How to handle candidates’ letter-writing campaigns
The Inlander/ March 1, 2008
Editors take great pride when they know their newspapers are “making a difference.” A strong barometer is the editorial page, and specifically letters to the editor. So why do so many editors stifle the exchange of ideas during the months-long election season?
The volume of letters indeed increases dramatically with orchestrated campaigns. At the same time, letters reflect a basic mission of newspapers: To get people to think and share their ideas.
In that regard, special guidelines should be in force as editors prepare for election season. That can be done, however, in concert with giving as many readers access to the page as possible. The best avenue is to use a sharp editing pencil – or the “delete” button on your keyboard. Inform candidates and readers of the rules up front. It’s an excellent opportunity for newspapers to state the do’s and don’ts in a column early in the campaign season. Circumstances might even warrant a second or third column.
Following are some guidelines that will help keep a vibrant editorial page:
Allow candidates to submit letters – with restrictions: Candidates should have the ability to write letters in certain circumstances – for example, in response to campaign charges leveled against them in another letter. Keep in mind that candidates have the ability and opportunity to advance their positions on issues in a variety of avenues – and not just through paid advertising. Candidates will be covered in news columns, and they naturally have a cadre of letter-writers. Be attentive to the savvy candidates who methodically submit letters as a strategy to supplement or replace paid advertising.
Limit length and frequency of letters: Editors might want to impose more restrictive limits with the goal of still giving everyone the opportunity to weigh in on candidates and issues. The limit can vary from 200 to 450 words. Fairness and consistency should govern. It’s customary at many newspapers to limit authors to one letter per month at any time of year. One standard might be to limit individuals to one letter per ballot question or candidate race.
Set ground rules for rebuttals: A good rule of thumb is to allow each individual two letters. In other words, each has an opportunity for a rebuttal after the initial exchange. Someone inevitably will cry foul – that the other person has had the final say – but that always will be the case. Let each side get two shots, and then recommend the individuals pick up the telephone and continue their exchange privately.
State deadlines, including a separate deadline for letters that raise new issues: It’s pretty easy to pick a date when the final letters will be accepted. The more important deadline is for letters that raise new issues that might warrant a response. Eleventh-hour charges fall into two camps, each prompting a different handling. Some letters are strategically lobbed even though the information is known well in advance. Editors are well within their bounds to reject this type of letter altogether – even if the point might have proved legitimate had the letter arrived earlier. In rare cases, letters might address an issue that truly just came to light. The newspaper might decide to publish the letter, but let the “opponent” see the letter in advance and write a response. Both letters would be published alongside each other with an explanatory editor’s note.
Don’t let candidates use the letters column to respond to issues raised in paid advertising: Exceptions might arise, but newspapers should be careful about publishing letters that react to paid ads.
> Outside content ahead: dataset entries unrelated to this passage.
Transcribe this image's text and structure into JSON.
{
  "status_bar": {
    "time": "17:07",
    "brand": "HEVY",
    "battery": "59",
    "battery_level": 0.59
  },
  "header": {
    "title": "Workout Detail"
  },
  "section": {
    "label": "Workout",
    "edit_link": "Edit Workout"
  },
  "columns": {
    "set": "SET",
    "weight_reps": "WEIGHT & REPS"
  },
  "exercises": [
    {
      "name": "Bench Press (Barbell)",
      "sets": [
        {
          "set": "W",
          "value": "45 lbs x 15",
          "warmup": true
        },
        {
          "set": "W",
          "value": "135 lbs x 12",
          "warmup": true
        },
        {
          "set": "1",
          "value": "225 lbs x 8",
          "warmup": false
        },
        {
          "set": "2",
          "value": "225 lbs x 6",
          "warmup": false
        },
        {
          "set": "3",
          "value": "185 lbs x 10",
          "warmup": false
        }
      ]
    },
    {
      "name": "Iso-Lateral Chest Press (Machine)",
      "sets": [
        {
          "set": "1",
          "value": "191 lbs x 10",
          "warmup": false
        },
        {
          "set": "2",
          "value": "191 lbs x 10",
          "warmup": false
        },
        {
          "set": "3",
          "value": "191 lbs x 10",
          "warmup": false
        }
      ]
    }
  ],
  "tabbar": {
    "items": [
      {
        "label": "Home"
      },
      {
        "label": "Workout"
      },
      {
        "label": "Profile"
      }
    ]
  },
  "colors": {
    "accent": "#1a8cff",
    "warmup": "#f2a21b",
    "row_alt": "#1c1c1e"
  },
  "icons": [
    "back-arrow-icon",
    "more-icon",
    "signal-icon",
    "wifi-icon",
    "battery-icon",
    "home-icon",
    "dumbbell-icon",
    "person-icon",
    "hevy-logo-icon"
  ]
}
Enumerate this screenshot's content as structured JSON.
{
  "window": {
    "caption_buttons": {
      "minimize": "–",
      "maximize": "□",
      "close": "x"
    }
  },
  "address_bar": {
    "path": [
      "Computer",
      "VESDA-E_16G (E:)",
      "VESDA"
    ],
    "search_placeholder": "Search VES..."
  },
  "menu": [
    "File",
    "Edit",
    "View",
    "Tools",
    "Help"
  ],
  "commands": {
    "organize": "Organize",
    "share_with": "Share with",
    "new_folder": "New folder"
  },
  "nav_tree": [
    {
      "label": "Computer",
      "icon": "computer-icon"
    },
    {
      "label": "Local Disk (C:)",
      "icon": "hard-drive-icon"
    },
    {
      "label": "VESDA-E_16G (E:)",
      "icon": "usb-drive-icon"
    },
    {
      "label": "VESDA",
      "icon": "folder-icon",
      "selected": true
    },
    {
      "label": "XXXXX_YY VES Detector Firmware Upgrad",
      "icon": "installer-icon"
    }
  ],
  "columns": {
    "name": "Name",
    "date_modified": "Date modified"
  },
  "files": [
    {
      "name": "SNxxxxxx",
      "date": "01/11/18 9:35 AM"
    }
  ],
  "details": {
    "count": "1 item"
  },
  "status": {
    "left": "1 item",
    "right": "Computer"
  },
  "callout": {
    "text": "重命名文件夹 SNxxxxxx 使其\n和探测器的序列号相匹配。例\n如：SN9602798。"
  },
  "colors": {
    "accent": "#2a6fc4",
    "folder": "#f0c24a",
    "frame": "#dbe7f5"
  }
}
The best guideline is that candidates respond to the message in the same avenue as the original message. Candidates should respond to paid ads with paid ads. Campaigns are right to be upset if their paid ads are rebutted on a regular basis in the free letters column. The advertising department has an interest in this policy, too.
Verify all letters, preferably by a phone call: It should be standard practice not to publish any letters lacking full identification for purposes of verification – name, complete address and phone number. For letters advanced by e-mail, be certain that the e-mail address is that of the writer and not someone else. In addition, pay attention to those letters that all originate from the same fax machine.
Make readers aware that letters will be edited aggressively, especially as the election nears and letters repeat themes: Readers want to know who is supporting a particular candidate or initiative, and the reasons. Editors should focus on the “who” and “why” when editing letters. Certain phrases are superfluous and common to many letters.
The intensity and frequency of letter-writing campaigns has prompted some editors to begin charging for certain endorsement letters. Charging for letters is a slippery slope, however. Beyond the ethical questions, editors and publishers will be hard pressed to set guidelines, and stick to them, to differentiate those that qualify as “free” letters and those that require writers to “ante” up to get their views published.
Two reasons cited for implementing this policy are because the letters lack substance or because the free letters are replacing paid ads. If those truly are the reasons, many newspapers better rethink what kind of letters they accept year-round.